**Task objective:** If a line below contains the word "label", count it; give only the total.

(Component data from apps and pages)
=====

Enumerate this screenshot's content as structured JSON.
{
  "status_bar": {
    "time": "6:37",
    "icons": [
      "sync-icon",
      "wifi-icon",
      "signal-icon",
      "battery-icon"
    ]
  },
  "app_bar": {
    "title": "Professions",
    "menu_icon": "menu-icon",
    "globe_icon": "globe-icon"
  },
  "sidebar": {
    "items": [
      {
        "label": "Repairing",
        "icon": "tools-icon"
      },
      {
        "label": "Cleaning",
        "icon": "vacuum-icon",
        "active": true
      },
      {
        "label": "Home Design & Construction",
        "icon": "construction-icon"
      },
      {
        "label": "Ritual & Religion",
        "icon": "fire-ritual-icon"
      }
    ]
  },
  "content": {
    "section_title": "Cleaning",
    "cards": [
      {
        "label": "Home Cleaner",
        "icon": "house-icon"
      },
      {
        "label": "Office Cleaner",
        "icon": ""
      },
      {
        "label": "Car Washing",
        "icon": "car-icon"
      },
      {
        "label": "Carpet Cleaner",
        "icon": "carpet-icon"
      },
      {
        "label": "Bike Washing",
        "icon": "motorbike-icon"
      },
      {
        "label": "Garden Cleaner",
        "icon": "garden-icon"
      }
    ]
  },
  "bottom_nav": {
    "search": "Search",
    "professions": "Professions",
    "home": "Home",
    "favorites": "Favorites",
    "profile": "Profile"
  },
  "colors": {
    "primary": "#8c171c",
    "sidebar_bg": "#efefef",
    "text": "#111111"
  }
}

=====

**Answer to this problem:** 10